Source records

○ ○ ○

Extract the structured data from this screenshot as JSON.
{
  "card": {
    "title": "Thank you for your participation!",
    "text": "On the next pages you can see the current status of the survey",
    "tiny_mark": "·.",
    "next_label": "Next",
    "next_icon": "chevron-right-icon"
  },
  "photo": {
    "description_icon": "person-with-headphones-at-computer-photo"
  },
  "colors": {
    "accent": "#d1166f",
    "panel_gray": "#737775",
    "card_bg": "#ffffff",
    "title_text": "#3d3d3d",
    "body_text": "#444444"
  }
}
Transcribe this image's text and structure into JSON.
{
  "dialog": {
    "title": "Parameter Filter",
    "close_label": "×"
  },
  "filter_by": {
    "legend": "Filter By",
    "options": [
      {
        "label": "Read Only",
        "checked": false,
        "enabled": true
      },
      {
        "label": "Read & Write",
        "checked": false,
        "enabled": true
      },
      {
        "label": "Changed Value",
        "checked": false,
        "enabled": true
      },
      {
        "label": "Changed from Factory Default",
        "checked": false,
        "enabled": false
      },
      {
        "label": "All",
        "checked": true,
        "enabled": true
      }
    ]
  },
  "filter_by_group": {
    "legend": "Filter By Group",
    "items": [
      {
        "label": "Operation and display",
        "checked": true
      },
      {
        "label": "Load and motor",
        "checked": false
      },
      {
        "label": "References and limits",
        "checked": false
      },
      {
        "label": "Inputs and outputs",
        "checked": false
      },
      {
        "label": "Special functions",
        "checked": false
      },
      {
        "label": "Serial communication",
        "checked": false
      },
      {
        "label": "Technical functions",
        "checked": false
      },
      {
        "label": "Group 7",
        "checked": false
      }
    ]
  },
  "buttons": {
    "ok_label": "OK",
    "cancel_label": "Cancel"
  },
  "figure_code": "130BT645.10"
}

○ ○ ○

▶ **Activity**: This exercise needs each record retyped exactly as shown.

▶ **Output for this task**:
Extract the structured data from this screenshot as JSON.
{
  "card": {
    "title": "Thank you for your participation!",
    "text": "On the next pages you can see the current status of the survey",
    "tiny_mark": "·.",
    "next_label": "Next",
    "next_icon": "chevron-right-icon"
  },
  "photo": {
    "description_icon": "person-with-headphones-at-computer-photo"
  },
  "colors": {
    "accent": "#d1166f",
    "panel_gray": "#737775",
    "card_bg": "#ffffff",
    "title_text": "#3d3d3d",
    "body_text": "#444444"
  }
}
Transcribe this image's text and structure into JSON.
{
  "dialog": {
    "title": "Parameter Filter",
    "close_label": "×"
  },
  "filter_by": {
    "legend": "Filter By",
    "options": [
      {
        "label": "Read Only",
        "checked": false,
        "enabled": true
      },
      {
        "label": "Read & Write",
        "checked": false,
        "enabled": true
      },
      {
        "label": "Changed Value",
        "checked": false,
        "enabled": true
      },
      {
        "label": "Changed from Factory Default",
        "checked": false,
        "enabled": false
      },
      {
        "label": "All",
        "checked": true,
        "enabled": true
      }
    ]
  },
  "filter_by_group": {
    "legend": "Filter By Group",
    "items": [
      {
        "label": "Operation and display",
        "checked": true
      },
      {
        "label": "Load and motor",
        "checked": false
      },
      {
        "label": "References and limits",
        "checked": false
      },
      {
        "label": "Inputs and outputs",
        "checked": false
      },
      {
        "label": "Special functions",
        "checked": false
      },
      {
        "label": "Serial communication",
        "checked": false
      },
      {
        "label": "Technical functions",
        "checked": false
      },
      {
        "label": "Group 7",
        "checked": false
      }
    ]
  },
  "buttons": {
    "ok_label": "OK",
    "cancel_label": "Cancel"
  },
  "figure_code": "130BT645.10"
}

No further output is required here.